He got his Bachelor of Arts in Psychology at Brandeis University in 1970. In 1985 got a Master's of Education in Education Administration at Cambridge College. In 1986 he received a law degree from Boston University School of Law.[2]



During and after law school at Boston University, Rosenstock taught carpentry and woodworking classes to urban youth for a total of eleven years.[3] He also worked as staff attorney for two years at the Harvard Center for Law and Education, and was a lecturer at the Harvard Graduate School of Education for five years. He was a principal of the Rindge School of Technical Arts, and of the Cambridge Rindge and Latin School. He created a program “CityWorks”, which won the Ford Foundation Innovations in State and Local Government Award in 1992.[4]

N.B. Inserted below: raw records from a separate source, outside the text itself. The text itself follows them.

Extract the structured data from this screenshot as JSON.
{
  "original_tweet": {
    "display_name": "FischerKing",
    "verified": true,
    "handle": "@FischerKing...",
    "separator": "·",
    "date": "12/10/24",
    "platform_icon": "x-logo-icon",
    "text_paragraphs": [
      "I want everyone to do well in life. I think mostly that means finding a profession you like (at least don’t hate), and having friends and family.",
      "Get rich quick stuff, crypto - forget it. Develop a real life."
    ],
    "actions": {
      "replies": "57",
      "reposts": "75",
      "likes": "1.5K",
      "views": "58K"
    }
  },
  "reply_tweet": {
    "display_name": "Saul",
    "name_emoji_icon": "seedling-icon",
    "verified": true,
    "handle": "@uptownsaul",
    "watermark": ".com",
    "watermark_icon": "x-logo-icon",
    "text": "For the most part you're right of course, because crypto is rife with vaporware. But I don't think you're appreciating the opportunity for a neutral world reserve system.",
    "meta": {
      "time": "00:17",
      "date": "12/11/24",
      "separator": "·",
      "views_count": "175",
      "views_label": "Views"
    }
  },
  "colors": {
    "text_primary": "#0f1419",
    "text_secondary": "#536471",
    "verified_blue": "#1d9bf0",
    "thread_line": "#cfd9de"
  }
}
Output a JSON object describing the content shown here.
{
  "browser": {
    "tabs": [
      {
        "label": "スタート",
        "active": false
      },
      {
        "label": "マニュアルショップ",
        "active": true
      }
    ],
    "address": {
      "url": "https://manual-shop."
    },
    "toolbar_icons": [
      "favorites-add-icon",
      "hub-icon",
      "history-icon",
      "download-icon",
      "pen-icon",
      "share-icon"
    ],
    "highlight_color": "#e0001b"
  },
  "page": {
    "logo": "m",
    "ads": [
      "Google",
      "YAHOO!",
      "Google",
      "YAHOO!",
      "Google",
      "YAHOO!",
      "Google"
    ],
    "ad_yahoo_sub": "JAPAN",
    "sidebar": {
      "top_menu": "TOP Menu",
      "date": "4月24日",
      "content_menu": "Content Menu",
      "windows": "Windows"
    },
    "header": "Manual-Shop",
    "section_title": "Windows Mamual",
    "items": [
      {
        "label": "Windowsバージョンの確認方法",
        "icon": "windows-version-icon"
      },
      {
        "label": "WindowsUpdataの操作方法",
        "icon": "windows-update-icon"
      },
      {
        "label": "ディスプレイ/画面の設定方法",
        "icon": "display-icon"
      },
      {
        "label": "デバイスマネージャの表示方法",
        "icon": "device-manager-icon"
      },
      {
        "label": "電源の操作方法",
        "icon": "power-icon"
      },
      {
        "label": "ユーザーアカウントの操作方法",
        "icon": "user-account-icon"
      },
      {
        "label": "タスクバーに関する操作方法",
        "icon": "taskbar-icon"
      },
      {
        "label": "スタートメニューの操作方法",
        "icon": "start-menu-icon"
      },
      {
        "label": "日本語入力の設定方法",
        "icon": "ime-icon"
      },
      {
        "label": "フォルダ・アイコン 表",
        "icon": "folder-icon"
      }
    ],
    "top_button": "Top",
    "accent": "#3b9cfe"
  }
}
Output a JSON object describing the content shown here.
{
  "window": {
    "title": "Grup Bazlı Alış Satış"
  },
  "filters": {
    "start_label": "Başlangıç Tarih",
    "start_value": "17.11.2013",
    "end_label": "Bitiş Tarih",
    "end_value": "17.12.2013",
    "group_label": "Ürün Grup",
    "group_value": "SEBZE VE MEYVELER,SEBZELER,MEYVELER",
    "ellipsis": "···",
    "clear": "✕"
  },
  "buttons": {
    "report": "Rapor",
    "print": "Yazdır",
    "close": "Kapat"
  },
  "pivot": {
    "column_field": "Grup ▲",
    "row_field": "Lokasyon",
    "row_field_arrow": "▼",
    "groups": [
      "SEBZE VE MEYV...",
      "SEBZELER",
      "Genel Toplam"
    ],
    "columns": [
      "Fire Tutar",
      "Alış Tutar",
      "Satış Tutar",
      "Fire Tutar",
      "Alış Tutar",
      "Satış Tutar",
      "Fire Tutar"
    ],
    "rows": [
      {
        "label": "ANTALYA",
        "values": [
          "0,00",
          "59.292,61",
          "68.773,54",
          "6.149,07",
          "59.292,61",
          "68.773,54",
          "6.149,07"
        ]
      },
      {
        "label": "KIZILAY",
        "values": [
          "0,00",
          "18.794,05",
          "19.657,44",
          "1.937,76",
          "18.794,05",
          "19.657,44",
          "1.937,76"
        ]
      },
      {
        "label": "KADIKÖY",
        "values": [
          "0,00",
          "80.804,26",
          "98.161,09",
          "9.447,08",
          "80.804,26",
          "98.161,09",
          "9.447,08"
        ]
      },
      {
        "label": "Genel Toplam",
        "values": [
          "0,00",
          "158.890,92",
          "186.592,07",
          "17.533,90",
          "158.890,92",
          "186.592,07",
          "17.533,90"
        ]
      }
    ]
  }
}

Rosenstock was the director from 1996 to 1997 of the New Urban High School Project, an effort funded by the U.S. Department of Education to find and describe new models for urban high schools. Rosenstock and his team created three design principles that seemed to be common in the successful urban high schools that they found. These design principles are personalization, real-world connection, and common intellectual mission.

He moved to San Diego to become the president of the Price Charitable Fund from 1997 to 1999.

In 2000, Rosenstock became the C.E.O. and founding principal of High Tech High, first one school and now part of the High Tech High umbrella organization that currently runs sixteen schools in California.

Awards include being named an Ashoka Fellow in 2002 [5] and a Harold W. McGraw, Jr. Prize in Education winner in 2010.[6][7]


  1. ^ Stephen, David. "High Tech High Network: Student-Centered Learning in Action". Nellie Mae Foundation. Nellie Mae Foundation.
  2. ^ Larry Rosenstock
  3. ^ "Where Everyone Can Overachieve". Forbes. Forbes Magazine. Archived from the original on September 26, 2004. Retrieved 23 July 2014.
  4. ^ Rosenstock
  5. ^ Search | Ashoka.org Archived 2006-05-26 at the Wayback Machine
  6. ^ "Larry RosenstockCEO and Founder, High Tech High". McGraw Hill Financial. McGraw Hill Financial, Inc. Retrieved 22 July 2014.{
  7. ^ "Integrating Head and Hand into Secondary Education: Larry Rosenstock Story". The McGraw Prize in Education. Retrieved 16 July 2017.